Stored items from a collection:
§ §

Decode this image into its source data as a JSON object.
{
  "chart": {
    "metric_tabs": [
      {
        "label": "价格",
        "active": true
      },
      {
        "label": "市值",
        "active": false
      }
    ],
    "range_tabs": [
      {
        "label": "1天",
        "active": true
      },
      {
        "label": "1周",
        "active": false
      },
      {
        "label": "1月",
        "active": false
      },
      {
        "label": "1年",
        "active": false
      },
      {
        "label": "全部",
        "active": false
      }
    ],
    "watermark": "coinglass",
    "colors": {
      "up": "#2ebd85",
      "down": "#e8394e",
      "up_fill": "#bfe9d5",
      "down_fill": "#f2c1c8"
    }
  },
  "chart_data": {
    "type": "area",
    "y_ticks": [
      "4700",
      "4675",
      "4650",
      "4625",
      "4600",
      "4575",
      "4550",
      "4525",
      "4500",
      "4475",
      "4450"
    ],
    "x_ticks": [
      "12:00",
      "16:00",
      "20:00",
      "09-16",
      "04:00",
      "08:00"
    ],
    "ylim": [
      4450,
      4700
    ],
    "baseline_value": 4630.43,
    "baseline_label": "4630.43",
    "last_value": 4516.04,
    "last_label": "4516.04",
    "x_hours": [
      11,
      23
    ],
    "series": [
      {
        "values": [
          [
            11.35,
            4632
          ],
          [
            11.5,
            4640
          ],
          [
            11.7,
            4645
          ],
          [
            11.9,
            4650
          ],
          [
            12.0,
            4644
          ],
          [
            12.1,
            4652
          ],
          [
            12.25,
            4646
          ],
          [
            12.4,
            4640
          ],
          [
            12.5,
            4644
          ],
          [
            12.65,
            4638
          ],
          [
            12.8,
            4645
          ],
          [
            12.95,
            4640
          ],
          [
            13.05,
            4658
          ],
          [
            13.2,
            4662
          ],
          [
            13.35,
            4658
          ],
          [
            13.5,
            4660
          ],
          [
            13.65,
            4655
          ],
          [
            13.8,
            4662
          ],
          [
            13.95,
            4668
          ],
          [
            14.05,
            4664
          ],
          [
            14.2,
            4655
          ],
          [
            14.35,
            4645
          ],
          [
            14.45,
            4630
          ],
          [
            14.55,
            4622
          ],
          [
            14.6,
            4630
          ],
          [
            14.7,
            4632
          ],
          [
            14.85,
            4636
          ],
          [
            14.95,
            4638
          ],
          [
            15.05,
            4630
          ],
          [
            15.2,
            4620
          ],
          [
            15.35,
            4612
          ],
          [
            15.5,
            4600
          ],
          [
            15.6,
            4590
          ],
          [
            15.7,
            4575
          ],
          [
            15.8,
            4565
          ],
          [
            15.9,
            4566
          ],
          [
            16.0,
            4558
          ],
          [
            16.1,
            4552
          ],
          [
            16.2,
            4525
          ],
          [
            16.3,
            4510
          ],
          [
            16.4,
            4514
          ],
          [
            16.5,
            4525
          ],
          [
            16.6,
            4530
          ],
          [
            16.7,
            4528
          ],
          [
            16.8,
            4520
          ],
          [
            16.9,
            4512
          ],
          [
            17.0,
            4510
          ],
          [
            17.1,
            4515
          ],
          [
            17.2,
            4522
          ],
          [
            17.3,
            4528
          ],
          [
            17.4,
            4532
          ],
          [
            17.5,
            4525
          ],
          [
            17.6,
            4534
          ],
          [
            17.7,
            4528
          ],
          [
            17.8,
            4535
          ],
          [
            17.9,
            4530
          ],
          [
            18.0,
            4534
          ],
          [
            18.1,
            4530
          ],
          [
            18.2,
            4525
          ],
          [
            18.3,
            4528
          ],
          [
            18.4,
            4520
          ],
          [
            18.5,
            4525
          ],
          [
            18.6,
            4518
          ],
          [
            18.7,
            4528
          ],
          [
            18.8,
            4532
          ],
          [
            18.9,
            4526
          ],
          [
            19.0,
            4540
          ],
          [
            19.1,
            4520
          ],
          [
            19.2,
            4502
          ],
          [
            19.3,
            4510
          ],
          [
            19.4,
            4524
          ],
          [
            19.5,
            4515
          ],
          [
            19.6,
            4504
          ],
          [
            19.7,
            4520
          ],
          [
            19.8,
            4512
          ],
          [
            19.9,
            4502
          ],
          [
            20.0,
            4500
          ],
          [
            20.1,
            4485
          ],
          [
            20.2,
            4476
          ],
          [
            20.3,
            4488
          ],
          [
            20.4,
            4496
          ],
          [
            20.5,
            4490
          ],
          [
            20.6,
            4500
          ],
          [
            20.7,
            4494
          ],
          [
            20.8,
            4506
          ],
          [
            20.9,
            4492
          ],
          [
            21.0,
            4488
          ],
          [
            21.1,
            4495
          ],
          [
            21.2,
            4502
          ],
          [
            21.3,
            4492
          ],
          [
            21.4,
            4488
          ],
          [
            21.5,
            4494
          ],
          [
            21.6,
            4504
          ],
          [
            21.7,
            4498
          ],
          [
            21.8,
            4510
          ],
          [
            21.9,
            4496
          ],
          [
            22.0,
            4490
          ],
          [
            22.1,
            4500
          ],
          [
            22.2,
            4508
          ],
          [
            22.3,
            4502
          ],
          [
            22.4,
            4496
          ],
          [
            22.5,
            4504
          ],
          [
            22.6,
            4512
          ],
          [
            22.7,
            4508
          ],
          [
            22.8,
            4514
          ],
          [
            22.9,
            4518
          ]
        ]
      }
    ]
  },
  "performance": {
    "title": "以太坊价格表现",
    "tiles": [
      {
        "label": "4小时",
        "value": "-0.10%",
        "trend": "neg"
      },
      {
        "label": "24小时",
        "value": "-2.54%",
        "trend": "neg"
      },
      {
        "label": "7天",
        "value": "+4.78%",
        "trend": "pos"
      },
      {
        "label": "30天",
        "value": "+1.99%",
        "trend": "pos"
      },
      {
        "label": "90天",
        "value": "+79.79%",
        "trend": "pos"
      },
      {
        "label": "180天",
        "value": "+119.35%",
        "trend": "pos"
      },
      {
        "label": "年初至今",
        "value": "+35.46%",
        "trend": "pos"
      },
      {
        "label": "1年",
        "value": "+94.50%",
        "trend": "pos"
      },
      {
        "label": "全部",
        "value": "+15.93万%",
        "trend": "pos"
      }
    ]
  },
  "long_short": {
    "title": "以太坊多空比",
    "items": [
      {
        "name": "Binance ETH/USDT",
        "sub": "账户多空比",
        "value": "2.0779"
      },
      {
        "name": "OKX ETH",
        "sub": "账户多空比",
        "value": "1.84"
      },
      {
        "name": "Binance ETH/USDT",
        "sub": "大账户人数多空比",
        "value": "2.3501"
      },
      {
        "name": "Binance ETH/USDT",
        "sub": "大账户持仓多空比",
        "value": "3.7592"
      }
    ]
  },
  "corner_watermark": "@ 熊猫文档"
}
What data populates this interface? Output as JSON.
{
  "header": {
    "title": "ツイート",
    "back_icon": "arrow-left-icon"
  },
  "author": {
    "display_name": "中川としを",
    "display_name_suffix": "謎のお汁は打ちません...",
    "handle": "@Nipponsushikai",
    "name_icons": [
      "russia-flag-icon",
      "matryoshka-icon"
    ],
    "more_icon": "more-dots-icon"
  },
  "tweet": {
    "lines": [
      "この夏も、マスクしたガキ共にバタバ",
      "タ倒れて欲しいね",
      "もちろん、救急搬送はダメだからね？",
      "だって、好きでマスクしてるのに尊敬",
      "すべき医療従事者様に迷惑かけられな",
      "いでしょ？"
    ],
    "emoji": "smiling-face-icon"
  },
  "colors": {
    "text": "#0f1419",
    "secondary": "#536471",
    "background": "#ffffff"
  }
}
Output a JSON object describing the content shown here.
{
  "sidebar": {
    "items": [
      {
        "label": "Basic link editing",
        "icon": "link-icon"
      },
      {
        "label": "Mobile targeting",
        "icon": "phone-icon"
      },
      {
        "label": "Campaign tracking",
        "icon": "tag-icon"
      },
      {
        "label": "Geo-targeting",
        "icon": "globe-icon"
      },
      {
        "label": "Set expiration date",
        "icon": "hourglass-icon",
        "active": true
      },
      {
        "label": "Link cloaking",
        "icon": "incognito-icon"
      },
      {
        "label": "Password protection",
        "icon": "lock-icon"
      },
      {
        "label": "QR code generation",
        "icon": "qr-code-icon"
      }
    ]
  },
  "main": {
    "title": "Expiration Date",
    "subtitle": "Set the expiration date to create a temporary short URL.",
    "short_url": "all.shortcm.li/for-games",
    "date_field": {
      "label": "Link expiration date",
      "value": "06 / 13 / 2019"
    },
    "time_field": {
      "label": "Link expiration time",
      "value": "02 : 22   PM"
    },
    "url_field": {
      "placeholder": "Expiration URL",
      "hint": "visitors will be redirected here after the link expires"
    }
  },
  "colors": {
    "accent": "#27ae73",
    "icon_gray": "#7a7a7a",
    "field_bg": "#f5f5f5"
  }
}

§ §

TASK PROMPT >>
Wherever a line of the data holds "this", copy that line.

RESULT >>
Decode this image into its source data as a JSON object.
What data populates this interface? Output as JSON.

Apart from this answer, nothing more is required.